• [EXERCISE]: Using the records below, please work out how many lines contain "this"; answer with the number alone.

• [DATA SUPPLIED]:
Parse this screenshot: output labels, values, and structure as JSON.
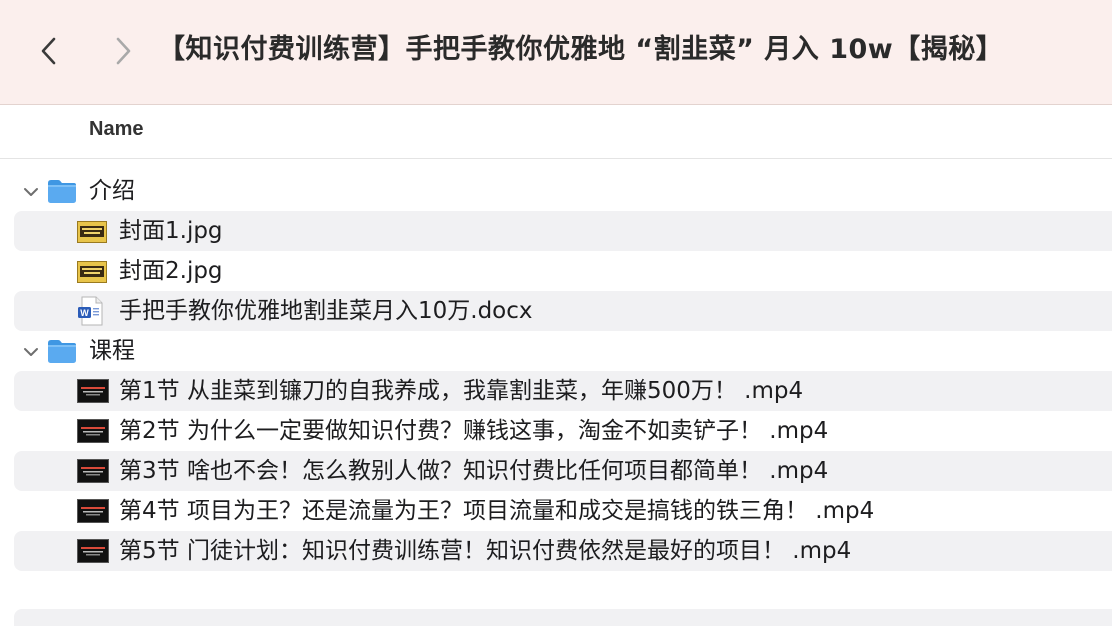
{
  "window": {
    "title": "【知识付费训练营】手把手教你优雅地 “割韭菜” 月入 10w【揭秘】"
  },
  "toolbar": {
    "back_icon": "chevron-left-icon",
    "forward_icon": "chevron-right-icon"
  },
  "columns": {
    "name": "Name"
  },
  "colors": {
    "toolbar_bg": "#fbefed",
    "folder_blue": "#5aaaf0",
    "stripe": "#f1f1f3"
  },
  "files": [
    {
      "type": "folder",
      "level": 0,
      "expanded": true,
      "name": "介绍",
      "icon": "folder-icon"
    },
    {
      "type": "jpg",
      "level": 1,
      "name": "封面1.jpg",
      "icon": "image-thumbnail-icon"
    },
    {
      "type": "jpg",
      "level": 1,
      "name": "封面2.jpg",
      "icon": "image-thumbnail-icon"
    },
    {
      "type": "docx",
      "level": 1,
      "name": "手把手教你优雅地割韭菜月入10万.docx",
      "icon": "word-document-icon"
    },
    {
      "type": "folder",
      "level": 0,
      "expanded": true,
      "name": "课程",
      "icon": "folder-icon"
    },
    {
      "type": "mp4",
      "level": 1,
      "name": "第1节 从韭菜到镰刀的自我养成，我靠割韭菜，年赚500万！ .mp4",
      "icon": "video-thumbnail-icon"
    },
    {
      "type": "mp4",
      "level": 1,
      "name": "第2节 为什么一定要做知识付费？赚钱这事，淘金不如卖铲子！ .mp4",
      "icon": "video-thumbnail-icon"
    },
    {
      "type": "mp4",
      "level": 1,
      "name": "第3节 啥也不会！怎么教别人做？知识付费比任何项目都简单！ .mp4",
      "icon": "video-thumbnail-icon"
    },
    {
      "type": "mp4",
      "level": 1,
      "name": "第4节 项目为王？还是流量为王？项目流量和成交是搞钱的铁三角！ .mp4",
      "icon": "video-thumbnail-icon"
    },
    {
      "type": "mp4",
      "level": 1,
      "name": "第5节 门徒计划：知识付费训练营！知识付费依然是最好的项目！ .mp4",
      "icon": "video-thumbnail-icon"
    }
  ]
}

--

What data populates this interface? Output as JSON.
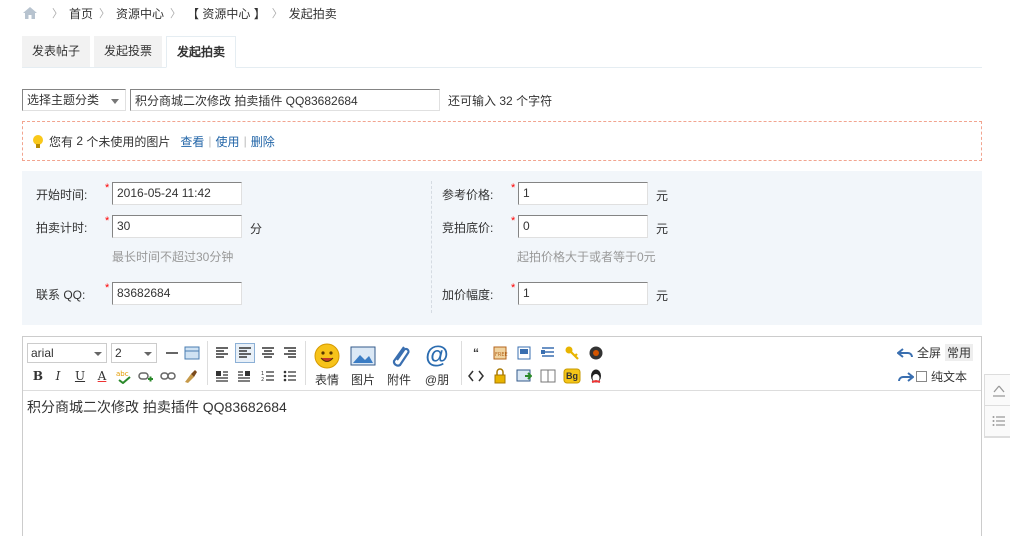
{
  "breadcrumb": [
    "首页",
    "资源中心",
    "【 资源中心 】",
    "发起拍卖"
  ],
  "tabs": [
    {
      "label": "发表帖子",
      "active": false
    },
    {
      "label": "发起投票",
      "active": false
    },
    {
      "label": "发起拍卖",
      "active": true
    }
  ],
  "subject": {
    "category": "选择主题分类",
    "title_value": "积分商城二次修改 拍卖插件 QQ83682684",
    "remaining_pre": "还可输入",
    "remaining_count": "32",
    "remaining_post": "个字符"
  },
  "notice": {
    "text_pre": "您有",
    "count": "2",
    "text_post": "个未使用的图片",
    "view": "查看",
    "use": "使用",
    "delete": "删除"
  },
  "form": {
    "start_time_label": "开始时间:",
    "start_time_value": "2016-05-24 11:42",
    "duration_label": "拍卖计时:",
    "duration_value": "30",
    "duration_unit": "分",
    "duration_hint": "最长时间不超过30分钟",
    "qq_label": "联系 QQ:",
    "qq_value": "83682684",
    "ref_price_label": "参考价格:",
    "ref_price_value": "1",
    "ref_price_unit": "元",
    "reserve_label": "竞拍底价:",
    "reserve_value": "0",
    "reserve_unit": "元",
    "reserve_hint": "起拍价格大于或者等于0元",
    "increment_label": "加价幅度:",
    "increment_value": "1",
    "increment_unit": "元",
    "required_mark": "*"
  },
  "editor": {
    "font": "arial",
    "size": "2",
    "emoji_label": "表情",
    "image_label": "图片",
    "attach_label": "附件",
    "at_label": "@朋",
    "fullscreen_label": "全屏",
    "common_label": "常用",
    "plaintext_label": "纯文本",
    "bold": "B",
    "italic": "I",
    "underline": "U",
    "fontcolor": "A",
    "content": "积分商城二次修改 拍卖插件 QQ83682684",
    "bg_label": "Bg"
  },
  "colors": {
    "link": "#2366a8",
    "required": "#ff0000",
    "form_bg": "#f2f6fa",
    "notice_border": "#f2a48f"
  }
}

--

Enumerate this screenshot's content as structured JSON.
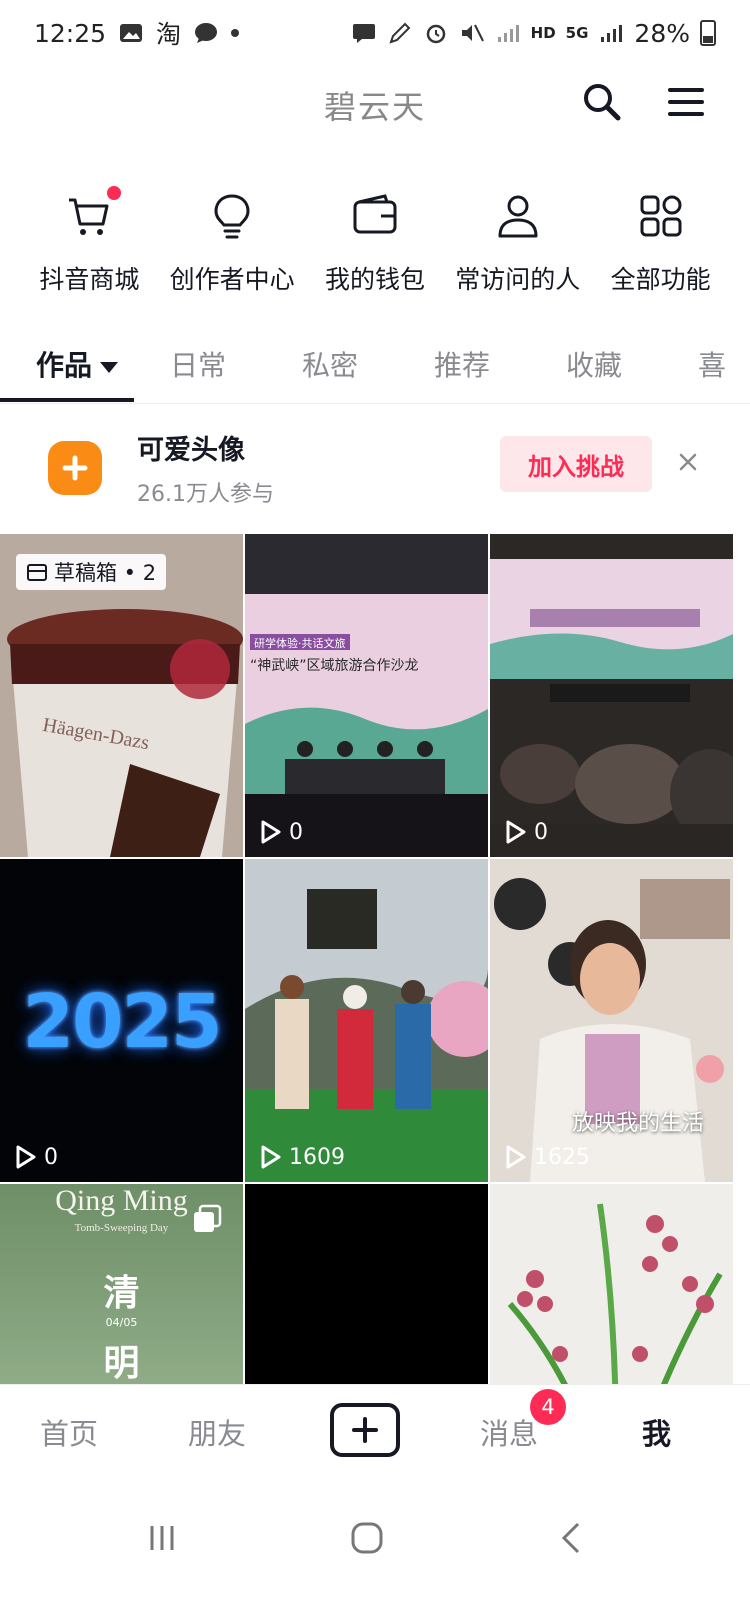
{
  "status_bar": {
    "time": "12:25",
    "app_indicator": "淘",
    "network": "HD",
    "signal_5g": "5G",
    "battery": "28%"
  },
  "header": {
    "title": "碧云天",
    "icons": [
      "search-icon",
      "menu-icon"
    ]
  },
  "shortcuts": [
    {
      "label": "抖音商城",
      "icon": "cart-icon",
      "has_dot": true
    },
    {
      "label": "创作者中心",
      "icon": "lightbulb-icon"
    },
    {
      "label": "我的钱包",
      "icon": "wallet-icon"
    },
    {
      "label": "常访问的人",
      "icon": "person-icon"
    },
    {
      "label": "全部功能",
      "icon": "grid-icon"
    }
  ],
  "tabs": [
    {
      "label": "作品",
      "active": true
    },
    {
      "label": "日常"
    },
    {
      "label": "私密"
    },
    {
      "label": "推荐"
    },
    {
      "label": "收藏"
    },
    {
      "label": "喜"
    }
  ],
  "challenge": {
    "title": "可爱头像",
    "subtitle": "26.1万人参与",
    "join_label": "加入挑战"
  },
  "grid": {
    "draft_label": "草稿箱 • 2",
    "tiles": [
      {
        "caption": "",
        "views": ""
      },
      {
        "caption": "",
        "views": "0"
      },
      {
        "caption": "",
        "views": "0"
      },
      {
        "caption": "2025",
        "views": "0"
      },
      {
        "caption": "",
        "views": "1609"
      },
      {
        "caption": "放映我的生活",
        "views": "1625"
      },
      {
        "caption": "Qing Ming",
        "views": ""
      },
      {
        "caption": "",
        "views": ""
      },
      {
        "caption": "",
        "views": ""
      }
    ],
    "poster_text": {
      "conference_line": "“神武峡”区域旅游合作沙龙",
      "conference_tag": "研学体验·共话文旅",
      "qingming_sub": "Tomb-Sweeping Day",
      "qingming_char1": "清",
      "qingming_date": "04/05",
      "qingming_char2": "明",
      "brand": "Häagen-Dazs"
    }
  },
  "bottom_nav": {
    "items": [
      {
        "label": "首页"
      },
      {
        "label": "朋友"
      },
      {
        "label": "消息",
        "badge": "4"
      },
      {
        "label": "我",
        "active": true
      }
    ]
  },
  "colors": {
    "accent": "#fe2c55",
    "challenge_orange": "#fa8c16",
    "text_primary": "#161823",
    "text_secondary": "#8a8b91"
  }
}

• [WORKED SOLUTION]: 3